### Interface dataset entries
════

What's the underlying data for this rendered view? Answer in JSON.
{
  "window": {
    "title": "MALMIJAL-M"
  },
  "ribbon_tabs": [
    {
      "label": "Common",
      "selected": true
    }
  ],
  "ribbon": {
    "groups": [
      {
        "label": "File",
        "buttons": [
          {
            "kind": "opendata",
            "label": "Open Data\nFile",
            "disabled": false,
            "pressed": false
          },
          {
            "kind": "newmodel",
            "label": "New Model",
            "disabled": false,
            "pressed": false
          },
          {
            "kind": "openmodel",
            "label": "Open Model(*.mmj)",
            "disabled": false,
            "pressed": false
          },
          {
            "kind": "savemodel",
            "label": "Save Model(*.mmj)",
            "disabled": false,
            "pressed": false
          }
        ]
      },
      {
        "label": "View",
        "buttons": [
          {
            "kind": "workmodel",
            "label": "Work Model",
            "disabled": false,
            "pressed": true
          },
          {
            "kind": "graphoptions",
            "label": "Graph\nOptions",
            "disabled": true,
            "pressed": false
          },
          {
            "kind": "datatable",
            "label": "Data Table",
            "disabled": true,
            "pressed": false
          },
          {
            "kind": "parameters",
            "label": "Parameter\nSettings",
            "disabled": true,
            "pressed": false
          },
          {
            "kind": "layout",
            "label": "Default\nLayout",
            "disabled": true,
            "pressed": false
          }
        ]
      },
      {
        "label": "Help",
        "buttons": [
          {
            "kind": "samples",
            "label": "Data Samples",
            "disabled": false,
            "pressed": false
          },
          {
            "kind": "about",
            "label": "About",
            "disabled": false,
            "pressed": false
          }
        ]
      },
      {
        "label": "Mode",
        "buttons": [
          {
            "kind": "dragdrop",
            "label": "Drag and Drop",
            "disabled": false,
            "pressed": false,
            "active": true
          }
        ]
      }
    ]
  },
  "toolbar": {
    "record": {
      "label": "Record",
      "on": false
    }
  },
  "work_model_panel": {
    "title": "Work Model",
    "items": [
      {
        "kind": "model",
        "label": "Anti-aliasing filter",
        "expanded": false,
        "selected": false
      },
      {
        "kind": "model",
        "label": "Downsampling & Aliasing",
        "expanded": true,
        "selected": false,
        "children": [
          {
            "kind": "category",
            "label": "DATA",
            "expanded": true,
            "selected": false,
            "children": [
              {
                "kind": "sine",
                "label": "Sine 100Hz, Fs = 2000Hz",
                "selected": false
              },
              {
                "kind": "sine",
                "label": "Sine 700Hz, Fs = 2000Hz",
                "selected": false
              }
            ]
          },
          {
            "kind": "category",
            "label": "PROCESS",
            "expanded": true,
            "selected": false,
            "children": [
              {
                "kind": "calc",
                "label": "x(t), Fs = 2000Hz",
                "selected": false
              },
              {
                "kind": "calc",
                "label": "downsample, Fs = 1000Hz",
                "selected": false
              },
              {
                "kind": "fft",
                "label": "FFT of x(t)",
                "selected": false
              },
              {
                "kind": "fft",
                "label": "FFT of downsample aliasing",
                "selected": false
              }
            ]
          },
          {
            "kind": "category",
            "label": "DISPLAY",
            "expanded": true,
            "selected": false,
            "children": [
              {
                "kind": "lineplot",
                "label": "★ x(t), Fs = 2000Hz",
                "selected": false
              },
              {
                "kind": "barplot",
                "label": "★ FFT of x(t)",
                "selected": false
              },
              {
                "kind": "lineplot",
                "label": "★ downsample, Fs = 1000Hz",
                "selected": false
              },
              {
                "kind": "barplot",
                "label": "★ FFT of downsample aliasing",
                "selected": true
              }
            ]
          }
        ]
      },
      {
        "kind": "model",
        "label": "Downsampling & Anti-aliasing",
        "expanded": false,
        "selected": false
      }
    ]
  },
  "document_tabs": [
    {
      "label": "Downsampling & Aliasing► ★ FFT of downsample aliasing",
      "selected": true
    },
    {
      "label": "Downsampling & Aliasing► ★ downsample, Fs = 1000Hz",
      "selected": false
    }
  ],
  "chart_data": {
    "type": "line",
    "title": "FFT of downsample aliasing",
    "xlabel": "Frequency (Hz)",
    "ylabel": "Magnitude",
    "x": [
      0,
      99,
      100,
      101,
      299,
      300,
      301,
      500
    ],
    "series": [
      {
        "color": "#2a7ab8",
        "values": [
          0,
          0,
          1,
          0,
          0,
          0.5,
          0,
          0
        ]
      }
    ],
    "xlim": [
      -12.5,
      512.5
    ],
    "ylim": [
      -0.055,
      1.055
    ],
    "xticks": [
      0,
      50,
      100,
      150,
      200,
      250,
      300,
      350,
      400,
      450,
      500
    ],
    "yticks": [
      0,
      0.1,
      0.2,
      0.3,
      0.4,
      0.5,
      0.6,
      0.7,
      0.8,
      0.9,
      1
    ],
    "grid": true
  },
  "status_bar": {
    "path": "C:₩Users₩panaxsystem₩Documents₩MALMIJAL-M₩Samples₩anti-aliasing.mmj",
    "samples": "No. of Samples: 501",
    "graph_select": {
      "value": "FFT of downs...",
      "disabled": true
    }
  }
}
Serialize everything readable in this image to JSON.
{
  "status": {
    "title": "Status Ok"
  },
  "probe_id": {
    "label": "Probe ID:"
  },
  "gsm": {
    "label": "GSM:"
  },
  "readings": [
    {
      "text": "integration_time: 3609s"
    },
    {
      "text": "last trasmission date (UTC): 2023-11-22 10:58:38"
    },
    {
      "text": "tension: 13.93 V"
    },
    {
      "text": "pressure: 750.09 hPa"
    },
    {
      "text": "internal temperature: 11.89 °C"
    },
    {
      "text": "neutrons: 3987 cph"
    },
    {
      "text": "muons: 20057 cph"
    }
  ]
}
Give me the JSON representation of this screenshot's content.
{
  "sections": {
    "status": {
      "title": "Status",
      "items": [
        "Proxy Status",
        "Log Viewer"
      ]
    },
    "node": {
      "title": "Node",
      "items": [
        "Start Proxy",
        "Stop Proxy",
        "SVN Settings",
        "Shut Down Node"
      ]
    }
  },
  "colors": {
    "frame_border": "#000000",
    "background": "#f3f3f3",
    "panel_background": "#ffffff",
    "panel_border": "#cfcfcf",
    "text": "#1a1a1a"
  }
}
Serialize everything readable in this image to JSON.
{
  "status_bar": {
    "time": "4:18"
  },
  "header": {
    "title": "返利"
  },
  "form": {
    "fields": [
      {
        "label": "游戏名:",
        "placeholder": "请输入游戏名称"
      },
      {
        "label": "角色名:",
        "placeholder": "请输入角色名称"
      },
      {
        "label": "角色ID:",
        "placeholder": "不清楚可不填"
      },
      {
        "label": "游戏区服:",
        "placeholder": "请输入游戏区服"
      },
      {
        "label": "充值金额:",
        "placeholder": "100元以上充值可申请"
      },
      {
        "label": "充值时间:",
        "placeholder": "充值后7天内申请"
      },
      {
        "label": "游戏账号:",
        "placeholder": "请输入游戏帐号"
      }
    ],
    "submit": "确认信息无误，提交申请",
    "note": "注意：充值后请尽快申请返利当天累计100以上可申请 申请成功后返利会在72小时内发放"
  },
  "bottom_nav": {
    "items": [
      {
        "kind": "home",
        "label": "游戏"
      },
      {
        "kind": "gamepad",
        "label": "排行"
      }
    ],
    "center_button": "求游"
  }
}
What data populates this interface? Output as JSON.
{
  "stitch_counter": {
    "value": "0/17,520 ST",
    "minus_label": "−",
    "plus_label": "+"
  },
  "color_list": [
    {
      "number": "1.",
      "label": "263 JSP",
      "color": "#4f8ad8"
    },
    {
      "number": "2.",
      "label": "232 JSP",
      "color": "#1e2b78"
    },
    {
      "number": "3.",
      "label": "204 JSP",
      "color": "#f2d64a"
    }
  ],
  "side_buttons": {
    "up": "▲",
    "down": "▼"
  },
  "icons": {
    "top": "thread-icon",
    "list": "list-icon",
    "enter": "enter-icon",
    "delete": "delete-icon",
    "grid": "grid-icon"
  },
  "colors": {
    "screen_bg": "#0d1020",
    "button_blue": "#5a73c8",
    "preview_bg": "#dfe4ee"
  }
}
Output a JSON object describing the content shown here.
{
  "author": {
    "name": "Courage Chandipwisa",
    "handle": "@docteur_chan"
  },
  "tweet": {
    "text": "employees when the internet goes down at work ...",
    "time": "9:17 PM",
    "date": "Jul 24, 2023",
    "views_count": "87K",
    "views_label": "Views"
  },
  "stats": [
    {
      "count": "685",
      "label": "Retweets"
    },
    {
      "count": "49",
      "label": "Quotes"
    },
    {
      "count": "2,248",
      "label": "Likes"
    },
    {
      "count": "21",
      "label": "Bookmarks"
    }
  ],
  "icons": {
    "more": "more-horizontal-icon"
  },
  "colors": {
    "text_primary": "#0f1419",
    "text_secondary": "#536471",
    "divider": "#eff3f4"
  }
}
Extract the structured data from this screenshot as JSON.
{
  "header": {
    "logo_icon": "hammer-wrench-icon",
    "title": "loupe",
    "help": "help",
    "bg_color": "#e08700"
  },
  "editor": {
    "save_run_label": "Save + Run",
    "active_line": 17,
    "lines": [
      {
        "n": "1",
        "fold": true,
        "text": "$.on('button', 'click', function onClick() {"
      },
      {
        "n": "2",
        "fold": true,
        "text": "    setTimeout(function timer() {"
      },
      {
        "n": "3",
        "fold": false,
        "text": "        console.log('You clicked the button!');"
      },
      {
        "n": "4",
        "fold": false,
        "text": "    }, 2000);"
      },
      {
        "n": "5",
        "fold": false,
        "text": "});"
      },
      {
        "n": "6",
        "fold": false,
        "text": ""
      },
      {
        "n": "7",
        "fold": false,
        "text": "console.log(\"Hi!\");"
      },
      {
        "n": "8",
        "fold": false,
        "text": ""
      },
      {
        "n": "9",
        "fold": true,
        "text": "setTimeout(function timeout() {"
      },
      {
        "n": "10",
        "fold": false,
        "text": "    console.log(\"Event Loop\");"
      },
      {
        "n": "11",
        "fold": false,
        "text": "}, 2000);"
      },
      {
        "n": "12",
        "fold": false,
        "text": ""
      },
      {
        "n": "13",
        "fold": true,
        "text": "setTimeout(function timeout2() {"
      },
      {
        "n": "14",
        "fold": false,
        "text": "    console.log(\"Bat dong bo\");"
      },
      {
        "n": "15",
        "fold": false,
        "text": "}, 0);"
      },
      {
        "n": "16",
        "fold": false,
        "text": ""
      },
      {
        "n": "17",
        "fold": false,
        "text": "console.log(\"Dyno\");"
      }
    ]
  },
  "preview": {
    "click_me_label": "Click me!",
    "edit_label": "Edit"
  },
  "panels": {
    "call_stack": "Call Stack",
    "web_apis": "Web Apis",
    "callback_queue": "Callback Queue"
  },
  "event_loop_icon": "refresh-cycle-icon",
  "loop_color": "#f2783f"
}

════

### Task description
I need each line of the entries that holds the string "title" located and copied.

### Answer section
    "title": "MALMIJAL-M"
    "title": "Work Model",
    "title": "FFT of downsample aliasing",
    "title": "Status Ok"
      "title": "Status",
      "title": "Node",
    "title": "返利"
    "title": "loupe",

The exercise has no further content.